### What the task requires
All lines holding the word "IBJIYONGI" should be located in the records and copied.

### Input material
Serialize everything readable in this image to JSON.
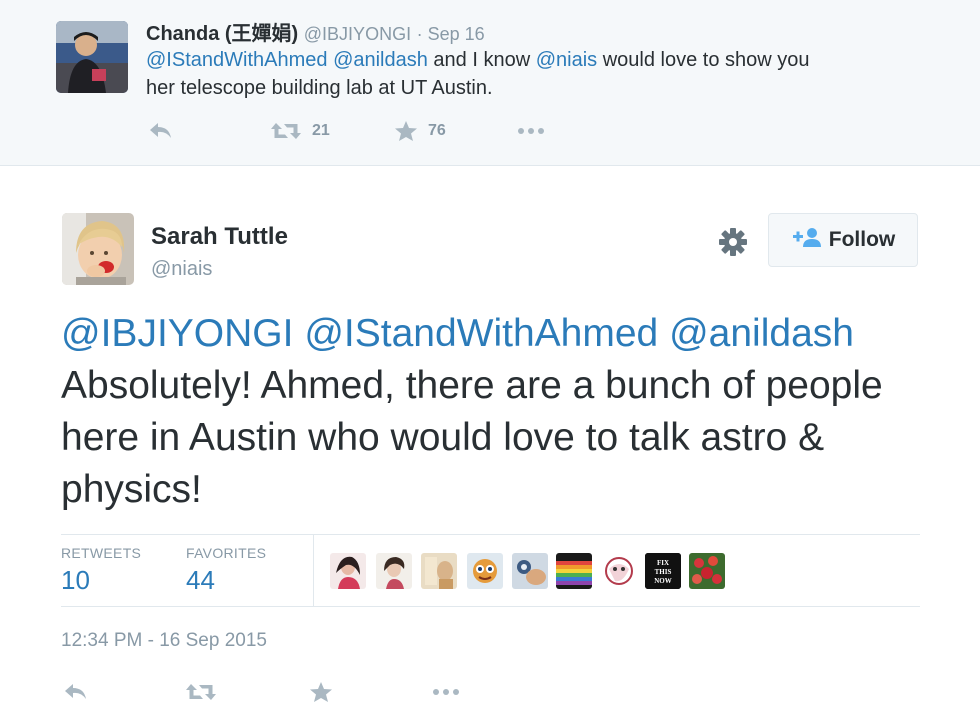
{
  "parent_tweet": {
    "name": "Chanda (王嬋娟)",
    "handle": "@IBJIYONGI",
    "time": "· Sep 16",
    "mention1": "@IStandWithAhmed",
    "mention2": "@anildash",
    "text_mid": " and I know ",
    "mention3": "@niais",
    "text_end1": " would love to show you",
    "text_end2": "her telescope building lab at UT Austin.",
    "retweet_count": "21",
    "favorite_count": "76"
  },
  "tweet": {
    "name": "Sarah Tuttle",
    "handle": "@niais",
    "follow_label": "Follow",
    "mention1": "@IBJIYONGI",
    "mention2": "@IStandWithAhmed",
    "mention3": "@anildash",
    "text_body": " Absolutely! Ahmed, there are a bunch of people here in Austin who would love to talk astro & physics!",
    "stats": {
      "retweets_label": "RETWEETS",
      "retweets_value": "10",
      "favorites_label": "FAVORITES",
      "favorites_value": "44"
    },
    "favoriter_thumb_text": "FIX THIS NOW",
    "timestamp": "12:34 PM - 16 Sep 2015"
  },
  "colors": {
    "link": "#2b7bb9",
    "muted": "#8899a6",
    "text": "#292f33",
    "parent_bg": "#f5f8fa",
    "border": "#e1e8ed"
  },
  "icons": [
    "reply-icon",
    "retweet-icon",
    "star-icon",
    "more-icon",
    "gear-icon",
    "follow-person-icon"
  ]
}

### Solution
    "handle": "@IBJIYONGI",
    "mention1": "@IBJIYONGI",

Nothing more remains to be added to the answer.